Godzilla 2014 Cemented Both Gareth Edwards And The Franchise's Place In Hollywood

Godzilla roaring in Monarch Legacy of Monsters

While Edwards' own independent 2010 sci-fi horror Monsters allowed the director to catch the attention of studios in Hollywood, his following two features quickly cemented his place in the industry. With Godzilla, Edwards helped revive the franchise's US productions and prompt Toho to kick off their own reboot as the film became a critical and financial success, while his following film, Rogue One: A Star Wars Story, would attract similar success as it showed viewers what Star Wars features and series set outside the Skywalker Saga framework could be. With the director helming two successful takes on incredibly large, popular properties within a short period, Edwards established himself as a creative to keep an eye on with his future works.

Related: The MonsterVerse May Finally Show Godzilla 2014’s Missing Fight

Furthermore, with Godzilla becoming a hit, Legendary was able to firmly establish a larger franchise of its own.
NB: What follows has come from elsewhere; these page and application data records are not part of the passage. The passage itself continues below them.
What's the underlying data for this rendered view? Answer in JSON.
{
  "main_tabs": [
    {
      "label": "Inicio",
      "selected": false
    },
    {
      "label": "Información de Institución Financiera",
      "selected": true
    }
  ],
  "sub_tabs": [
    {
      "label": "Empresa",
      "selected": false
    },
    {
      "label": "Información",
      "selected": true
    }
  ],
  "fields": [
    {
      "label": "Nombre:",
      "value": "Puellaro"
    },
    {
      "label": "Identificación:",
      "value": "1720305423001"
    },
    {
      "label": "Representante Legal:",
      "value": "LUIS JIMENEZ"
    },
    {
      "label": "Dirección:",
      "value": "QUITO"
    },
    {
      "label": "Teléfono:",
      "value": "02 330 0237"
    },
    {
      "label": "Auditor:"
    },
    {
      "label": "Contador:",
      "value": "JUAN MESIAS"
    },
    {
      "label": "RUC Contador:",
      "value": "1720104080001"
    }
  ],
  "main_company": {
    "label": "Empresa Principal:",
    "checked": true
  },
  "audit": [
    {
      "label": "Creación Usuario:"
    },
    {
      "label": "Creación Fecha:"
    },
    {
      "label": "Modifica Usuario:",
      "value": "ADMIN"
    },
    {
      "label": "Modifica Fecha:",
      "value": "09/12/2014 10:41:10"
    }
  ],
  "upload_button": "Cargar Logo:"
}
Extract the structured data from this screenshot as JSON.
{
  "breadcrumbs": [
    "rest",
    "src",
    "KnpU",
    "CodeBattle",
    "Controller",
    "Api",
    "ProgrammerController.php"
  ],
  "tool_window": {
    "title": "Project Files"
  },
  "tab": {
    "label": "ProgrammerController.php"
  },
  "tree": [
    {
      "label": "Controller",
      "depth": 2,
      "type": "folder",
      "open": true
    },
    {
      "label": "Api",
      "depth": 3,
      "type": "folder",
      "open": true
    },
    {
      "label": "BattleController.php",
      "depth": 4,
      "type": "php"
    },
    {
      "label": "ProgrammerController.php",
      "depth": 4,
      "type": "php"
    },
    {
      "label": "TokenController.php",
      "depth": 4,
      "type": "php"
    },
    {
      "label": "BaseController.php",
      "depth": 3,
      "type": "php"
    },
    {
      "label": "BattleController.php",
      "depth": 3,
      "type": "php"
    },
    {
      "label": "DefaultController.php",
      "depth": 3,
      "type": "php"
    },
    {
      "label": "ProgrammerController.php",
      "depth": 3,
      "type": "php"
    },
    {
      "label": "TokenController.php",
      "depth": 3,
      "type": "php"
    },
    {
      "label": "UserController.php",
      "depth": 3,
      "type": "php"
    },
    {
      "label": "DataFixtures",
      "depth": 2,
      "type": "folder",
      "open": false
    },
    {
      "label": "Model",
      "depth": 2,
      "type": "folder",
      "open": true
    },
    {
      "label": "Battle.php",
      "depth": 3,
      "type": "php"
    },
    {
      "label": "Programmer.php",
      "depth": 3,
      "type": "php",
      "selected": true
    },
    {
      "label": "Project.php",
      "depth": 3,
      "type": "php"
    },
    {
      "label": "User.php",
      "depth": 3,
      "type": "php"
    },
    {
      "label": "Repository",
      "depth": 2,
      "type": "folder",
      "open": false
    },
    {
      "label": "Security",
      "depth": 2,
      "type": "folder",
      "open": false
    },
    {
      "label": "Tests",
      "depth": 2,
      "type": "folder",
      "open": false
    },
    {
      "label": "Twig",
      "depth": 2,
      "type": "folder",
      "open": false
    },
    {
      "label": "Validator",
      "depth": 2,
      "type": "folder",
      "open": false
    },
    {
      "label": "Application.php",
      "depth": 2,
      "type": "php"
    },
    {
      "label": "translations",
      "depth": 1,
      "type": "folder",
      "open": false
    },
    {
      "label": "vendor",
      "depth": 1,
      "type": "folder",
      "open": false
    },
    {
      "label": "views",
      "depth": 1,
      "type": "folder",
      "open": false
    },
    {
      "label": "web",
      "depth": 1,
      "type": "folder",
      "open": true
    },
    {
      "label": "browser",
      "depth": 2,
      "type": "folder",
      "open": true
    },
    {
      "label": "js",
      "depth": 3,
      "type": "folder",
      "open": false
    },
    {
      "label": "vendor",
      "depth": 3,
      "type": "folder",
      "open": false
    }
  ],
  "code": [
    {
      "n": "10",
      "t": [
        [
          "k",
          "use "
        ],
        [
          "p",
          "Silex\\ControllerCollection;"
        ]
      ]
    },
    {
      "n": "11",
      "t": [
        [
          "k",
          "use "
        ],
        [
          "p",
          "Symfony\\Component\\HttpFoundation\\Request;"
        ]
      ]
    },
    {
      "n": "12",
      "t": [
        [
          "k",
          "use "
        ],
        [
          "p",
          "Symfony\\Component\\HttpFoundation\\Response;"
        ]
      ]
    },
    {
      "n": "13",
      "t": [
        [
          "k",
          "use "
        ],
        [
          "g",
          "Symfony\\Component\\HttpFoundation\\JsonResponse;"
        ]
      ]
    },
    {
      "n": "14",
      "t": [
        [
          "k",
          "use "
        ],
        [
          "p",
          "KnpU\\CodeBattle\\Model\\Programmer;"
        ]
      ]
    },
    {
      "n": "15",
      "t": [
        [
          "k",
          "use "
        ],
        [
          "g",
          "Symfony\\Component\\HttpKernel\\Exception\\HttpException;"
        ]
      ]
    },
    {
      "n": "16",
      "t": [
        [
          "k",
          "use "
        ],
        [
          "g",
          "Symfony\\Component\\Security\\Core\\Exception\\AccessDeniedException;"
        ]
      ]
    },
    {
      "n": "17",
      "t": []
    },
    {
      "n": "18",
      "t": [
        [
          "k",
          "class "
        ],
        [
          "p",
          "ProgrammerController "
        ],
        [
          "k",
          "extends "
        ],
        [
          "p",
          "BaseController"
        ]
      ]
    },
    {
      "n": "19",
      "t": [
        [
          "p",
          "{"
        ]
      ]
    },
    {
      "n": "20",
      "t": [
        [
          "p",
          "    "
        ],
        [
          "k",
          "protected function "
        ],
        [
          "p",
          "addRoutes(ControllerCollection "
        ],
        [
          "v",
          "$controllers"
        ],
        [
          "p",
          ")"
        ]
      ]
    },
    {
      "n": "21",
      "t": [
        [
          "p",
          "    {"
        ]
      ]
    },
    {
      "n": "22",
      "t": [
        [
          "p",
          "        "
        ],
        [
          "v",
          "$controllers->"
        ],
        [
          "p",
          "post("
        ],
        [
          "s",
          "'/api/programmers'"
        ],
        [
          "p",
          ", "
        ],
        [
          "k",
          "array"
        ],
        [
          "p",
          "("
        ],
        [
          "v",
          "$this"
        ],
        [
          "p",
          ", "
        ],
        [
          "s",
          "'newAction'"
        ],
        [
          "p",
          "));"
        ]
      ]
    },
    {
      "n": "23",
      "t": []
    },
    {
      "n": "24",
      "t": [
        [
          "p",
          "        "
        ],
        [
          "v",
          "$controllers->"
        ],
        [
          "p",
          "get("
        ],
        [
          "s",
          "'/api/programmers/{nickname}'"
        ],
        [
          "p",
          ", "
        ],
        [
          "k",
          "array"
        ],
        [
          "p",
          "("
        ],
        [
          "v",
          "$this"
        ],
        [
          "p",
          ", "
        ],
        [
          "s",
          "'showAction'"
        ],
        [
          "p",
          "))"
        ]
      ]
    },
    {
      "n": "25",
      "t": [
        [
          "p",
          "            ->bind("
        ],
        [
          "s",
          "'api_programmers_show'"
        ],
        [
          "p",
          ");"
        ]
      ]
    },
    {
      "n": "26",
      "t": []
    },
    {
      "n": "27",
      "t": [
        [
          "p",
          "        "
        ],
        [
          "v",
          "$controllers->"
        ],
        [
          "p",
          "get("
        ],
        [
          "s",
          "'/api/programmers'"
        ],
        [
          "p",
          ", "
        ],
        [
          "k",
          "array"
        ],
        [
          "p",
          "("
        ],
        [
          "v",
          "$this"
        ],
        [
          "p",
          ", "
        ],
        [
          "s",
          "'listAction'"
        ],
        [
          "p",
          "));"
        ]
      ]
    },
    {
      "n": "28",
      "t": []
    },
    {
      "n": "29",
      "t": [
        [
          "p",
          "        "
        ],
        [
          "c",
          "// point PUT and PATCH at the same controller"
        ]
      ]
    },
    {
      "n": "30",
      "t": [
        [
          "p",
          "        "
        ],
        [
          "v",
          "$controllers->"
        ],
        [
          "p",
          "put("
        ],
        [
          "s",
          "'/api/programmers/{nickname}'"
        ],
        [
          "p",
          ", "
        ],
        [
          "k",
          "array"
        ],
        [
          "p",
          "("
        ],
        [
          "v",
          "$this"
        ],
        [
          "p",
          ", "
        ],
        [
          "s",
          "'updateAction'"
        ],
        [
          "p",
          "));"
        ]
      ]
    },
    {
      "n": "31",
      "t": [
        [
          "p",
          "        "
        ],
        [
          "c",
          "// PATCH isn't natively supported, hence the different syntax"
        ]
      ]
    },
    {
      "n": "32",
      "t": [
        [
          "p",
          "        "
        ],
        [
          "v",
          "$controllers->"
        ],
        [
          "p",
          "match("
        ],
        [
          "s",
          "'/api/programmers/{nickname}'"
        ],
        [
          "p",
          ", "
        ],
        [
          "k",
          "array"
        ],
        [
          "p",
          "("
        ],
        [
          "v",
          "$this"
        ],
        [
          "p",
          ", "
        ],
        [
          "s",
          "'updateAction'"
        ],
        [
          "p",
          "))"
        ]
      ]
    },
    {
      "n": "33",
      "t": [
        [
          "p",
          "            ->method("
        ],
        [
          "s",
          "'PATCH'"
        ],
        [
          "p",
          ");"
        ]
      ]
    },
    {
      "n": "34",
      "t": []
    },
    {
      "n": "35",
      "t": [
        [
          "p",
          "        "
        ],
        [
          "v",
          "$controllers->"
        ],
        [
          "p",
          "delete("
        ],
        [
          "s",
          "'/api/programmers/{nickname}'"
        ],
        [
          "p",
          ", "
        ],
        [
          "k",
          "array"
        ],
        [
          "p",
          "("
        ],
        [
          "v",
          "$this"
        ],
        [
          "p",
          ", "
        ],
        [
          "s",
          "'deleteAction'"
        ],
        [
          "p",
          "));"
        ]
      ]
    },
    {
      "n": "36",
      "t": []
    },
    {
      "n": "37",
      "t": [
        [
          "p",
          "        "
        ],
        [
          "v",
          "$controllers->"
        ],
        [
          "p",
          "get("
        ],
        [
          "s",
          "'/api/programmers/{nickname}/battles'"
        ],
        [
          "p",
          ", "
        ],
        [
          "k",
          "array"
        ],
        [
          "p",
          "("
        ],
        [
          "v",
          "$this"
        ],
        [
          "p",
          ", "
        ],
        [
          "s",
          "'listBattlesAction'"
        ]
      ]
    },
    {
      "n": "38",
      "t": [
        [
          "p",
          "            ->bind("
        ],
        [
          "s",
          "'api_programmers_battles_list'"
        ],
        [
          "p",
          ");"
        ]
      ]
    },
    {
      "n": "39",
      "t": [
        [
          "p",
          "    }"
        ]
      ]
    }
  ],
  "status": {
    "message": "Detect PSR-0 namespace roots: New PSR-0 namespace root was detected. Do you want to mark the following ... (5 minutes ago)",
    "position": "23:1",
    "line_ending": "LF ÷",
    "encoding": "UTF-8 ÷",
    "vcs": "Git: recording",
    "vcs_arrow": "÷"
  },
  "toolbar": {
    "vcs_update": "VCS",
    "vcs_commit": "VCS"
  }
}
Dubbed the MonsterVerse, the franchise would first bring King Kong in with Kong: Skull Island in 2017, before 2019's Godzilla: King of the Monsters saw Mothra, Ghidorah, and Rodan emerge in this universe, with 2021's Godzilla vs. Kong bringing the ape and Godzilla face-to-face. With spin-off TV series Monarch: Legacy of Monsters and Godzilla x Kong: The New Empire releasing in 2024, the franchise has continued to enjoy ongoing success, with the 2014 film being responsible for introducing a new era of giant monster movies following a relatively silent period for the genre.

While Edwards' and Godzilla's later successes have firmly cemented the director's place in modern Hollywood, the 2014 movie was released during a period when the director was still making his name in the industry. Furthermore, not only was Godzilla Edwards' first major feature, but he had cited Spielberg as an influence on his career previously, so it is understandable why the legendary director's words left him overwhelmed. As audiences eagerly await Edwards' new sci-fi epic, the director's tale is a welcome glimpse at a heartwarming moment in his career.

Source: Happy Sad Confused